Gardens are great calming spaces for children. Gardening is therapeutic for the following reasons (and more):
- Calming sensory space for learning, playing, relaxing
- Develop fine motor/gross motor skills while planting/maintaining garden
- Learn about responsibility/job tasks (watering the garden, weeding garden)
- Social bonding with family members through gardening
- Provides healthy food
- Develop appreciation for nature
- Opportunity for artistic exploration
Sensory gardens are spaces that stimulate the senses (touch, see, hear, smell, taste). You can create your own sensory garden at home, or go to a garden at a park, to learn about the senses. To learn about creating your own sensory garden, click on the following link: https://docs.google.com/presentation/d/1GhlObWJTZslKowGticC5WJWhTYfiUy0ok7ib-kLXhWg/edit?usp=sharing
The Michigan Department of Education Office of Special Education created some great fact sheets for families supporting students with disabilities during extended time away from school. It includes social stories, visual supports, schedules and routines, coping and relaxing tools, and more. Links to the documents in both English and Arabic are included below.
Children learn about the world through active exploration of things around them. Active Learning, an approach by Dr. Lilli Nielsen, provides learning opportunities for individuals with multiple disabilities through exploration of objects in their environment. Active Learning Spaces are environmental structures that facilitate this learning by making objects accessible. The spaces include common household objects, play objects, sensory items, etc. that the child can explore through touch and other senses.
You can make Active Learning Spaces using common household items or play items from your home. Click on the following link to see examples of learning spaces you can make at home: https://docs.google.com/document/d/1IP2VWoIKZyvHcoAXPMkVC4-xSQeJm1EgZ0HP0DMQjas/edit?usp=sharing
Make this simple butterfly card for your mom or someone that you care about to practice folding, cutting, writing, and drawing shapes. Click on the link below for step by step visual instructions. https://docs.google.com/document/d/1ocGpqUAbTzPC0v35GRWPL8XpXRqUGrEl76MHjIyrN9s/edit?usp=sharing

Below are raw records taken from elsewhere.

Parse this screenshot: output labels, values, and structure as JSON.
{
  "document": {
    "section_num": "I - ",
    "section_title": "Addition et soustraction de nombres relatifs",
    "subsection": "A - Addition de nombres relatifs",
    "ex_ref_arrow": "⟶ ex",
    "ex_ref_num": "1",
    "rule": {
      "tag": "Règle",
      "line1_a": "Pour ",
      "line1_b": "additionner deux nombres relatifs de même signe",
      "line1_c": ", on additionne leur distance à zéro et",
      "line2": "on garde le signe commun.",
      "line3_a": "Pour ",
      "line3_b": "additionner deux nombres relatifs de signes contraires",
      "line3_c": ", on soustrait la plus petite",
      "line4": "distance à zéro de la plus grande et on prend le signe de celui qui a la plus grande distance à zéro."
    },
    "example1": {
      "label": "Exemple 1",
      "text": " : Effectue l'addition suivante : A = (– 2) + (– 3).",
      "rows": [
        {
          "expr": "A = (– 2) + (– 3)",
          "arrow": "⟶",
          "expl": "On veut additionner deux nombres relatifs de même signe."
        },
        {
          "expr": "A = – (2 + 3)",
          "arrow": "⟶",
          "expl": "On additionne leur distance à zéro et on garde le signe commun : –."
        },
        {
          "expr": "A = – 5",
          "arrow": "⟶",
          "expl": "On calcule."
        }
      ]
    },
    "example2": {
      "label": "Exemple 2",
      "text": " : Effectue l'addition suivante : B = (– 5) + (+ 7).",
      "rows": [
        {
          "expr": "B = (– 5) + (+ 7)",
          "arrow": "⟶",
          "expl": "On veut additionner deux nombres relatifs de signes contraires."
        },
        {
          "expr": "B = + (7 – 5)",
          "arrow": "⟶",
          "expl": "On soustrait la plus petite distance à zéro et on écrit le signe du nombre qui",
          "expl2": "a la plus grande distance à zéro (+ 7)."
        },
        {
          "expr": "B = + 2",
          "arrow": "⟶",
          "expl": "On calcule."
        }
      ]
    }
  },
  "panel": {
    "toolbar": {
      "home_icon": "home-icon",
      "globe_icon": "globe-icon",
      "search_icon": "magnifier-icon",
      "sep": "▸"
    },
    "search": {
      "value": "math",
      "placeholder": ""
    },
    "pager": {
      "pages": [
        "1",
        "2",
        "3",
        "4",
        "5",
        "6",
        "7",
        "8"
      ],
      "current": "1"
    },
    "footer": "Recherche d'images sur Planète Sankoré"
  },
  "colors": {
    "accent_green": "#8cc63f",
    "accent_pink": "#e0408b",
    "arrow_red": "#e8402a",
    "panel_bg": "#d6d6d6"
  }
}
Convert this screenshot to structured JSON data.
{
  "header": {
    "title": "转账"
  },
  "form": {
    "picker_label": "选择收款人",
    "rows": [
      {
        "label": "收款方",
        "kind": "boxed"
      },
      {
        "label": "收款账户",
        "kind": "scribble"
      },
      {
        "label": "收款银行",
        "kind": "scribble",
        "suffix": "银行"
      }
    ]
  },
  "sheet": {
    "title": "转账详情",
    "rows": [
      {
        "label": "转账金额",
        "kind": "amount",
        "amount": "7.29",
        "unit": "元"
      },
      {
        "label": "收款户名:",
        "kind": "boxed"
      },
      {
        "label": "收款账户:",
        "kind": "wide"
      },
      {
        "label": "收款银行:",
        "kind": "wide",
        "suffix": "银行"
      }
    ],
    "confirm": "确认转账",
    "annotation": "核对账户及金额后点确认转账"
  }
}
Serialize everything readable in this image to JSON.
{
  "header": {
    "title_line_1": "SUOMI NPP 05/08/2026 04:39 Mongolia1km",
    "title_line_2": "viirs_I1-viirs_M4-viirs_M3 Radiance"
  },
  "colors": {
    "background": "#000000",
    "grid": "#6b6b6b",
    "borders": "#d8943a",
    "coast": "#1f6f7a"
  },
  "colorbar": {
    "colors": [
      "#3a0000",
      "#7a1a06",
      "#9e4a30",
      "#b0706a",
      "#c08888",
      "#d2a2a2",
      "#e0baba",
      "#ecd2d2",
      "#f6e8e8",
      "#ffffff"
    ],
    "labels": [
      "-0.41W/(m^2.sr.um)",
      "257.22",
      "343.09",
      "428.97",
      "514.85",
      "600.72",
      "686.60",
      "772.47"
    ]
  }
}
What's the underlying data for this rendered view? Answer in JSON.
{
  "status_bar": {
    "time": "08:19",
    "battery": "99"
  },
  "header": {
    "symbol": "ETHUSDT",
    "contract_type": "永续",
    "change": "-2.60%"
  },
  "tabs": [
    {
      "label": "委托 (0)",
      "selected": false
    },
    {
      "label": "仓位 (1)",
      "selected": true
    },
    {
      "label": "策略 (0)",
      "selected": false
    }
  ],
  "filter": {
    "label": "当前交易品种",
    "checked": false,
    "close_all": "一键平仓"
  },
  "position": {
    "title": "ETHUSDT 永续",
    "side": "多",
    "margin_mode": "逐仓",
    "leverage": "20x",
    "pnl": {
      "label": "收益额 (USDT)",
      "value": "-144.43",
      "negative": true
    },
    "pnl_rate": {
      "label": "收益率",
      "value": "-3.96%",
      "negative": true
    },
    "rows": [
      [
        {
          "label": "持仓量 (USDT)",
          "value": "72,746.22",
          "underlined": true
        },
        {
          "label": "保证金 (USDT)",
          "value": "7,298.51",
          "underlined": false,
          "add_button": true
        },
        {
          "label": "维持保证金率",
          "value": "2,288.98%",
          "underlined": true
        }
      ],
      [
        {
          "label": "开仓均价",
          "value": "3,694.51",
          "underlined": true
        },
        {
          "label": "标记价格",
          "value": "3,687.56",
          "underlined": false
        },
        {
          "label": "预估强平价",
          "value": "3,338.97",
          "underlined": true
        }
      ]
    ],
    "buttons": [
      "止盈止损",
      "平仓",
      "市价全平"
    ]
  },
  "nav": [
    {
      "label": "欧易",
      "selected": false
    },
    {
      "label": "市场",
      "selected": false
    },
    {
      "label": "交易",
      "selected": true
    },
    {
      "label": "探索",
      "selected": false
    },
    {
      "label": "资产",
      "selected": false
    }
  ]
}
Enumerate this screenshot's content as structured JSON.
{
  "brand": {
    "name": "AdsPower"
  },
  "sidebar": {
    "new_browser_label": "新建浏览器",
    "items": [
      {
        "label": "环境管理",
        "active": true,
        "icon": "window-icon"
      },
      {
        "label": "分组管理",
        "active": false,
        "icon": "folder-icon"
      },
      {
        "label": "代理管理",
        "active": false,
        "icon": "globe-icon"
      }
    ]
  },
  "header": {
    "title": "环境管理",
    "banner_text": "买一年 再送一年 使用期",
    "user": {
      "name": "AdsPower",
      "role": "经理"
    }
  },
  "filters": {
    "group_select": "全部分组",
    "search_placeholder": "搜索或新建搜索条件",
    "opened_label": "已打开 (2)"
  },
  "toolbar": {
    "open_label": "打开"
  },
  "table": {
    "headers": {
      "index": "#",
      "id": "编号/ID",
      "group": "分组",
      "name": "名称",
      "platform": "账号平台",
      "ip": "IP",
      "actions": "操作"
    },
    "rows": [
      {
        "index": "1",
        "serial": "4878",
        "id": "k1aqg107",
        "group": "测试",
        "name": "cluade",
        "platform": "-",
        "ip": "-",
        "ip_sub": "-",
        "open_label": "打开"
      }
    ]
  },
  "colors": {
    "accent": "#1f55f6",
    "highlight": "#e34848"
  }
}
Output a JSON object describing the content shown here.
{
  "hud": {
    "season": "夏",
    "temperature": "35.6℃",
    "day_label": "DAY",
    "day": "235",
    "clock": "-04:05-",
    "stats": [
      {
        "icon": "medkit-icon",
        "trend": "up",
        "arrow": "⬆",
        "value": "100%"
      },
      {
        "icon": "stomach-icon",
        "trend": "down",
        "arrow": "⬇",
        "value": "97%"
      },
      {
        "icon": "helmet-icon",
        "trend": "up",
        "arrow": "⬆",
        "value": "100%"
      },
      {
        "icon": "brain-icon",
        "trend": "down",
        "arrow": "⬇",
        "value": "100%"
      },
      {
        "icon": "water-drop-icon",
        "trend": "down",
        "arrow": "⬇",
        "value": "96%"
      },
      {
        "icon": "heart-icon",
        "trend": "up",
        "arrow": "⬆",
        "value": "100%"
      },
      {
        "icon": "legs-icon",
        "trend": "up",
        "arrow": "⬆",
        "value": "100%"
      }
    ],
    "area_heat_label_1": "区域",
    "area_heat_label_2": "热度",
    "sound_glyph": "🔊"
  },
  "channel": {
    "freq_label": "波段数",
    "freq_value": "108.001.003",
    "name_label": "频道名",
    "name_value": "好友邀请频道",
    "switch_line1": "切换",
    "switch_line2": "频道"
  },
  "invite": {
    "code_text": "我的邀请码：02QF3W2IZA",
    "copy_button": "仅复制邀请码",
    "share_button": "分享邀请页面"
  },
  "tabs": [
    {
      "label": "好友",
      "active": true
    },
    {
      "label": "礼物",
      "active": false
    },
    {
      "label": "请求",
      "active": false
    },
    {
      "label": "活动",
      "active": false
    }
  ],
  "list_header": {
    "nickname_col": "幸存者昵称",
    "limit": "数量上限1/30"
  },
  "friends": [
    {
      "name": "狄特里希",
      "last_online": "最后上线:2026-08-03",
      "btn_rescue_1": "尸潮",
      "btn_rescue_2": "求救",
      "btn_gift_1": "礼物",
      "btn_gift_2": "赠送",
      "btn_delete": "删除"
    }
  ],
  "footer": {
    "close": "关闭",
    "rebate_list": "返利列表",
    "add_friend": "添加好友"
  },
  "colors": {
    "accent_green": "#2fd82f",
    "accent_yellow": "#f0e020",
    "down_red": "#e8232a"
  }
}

It is important for children with physical disabilities to change position throughout the day to support their physical development. Some positions to alternate between include sitting, sidelying, lying on his/her back (supine), lying on his/her stomach (prone). This document shows some supported sitting positions. Different supported sitting positions provide different opportunities for your child to work on core strength, balance, head control, etc. during play. Click on the link to view examples of supported sitting positions, play ideas, and video demonstrations. https://docs.google.com/document/d/1Pl6WLEXM5RCUJsctwICtVShJ2VKMlcy_o-tVwzAyOoQ/edit?usp=sharing